This flu season is shaping up to be a real doozy, with widespread influenza activity reported in all states except Hawaii, according to the Centers for Disease Control and Prevention (CDC).
At least 37 children have died from flu-related complications since October, and there could be more to come, as flu activity can last as late as May. Baby boomers, too, have been hit hard. Indeed, those who track the flu say people ages 50 to 64 are being hospitalized at alarming rates, second only to the elderly.
By the time it’s all said and done, the CDC estimates that as many as 700,000 people or more will be hospitalized because of the flu.
The agency continues to emphasize the importance of flu shots, saying that it’s not too late to get one, even in February. Experts also say that doctors should prescribe antivirals, such as Tamiflu, for flu patients as quickly as possible, as the drugs are more effective the earlier they are prescribed.
So how can you tell if your symptoms indicate the flu or just a common cold? Both are respiratory illnesses, but they are caused by different viruses, according to the CDC. Because they can manifest themselves in similar ways, it can be hard to know which ailment you have. But there are a few distinct differences between a run-of-the-mill cold and the flu.
While you can have a fever, cough, sneezing, congestion and a sore throat with both, the symptoms tend to be more severe and intense when you have the flu. And symptoms usually come on more quickly. People with colds are more likely to have a runny nose, whereas those with the flu are more apt to experience chills as well as serious muscle and body aches. With the flu, you’ll typically experience more of the symptoms, not just one or two. People with the flu will have a tough time even getting out of bed; by contrast, those with a cold may still feel well enough to go to the office.

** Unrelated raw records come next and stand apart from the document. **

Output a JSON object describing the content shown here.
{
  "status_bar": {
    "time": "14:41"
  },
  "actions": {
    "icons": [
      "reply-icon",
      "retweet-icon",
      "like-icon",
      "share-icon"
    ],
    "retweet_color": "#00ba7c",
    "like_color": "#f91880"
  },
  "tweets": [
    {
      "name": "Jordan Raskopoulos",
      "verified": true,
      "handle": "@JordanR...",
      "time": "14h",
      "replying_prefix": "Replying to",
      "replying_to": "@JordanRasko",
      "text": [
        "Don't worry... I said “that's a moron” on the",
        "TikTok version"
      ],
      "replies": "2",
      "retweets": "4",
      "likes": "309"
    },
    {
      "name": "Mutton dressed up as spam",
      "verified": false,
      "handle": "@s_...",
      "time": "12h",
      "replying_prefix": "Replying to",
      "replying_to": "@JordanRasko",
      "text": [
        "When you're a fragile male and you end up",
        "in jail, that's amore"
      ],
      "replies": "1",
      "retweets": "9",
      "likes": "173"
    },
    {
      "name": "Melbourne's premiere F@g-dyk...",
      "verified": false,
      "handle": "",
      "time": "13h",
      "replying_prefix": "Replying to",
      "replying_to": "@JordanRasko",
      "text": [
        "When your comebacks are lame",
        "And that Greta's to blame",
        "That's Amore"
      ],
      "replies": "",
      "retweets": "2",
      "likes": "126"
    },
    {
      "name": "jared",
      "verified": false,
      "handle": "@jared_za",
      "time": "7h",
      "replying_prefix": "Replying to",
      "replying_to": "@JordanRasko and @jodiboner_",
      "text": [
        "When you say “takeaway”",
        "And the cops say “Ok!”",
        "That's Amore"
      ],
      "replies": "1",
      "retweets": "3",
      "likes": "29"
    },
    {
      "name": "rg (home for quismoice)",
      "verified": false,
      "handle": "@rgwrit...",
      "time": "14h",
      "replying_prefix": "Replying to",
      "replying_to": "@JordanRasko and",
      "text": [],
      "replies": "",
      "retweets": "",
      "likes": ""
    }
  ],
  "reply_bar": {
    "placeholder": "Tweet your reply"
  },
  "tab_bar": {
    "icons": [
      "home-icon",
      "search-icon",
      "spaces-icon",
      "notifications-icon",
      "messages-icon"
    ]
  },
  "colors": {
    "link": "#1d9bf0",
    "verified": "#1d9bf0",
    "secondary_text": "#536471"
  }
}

For more information on what sets the two apart, here’s a nifty chart from the CDC: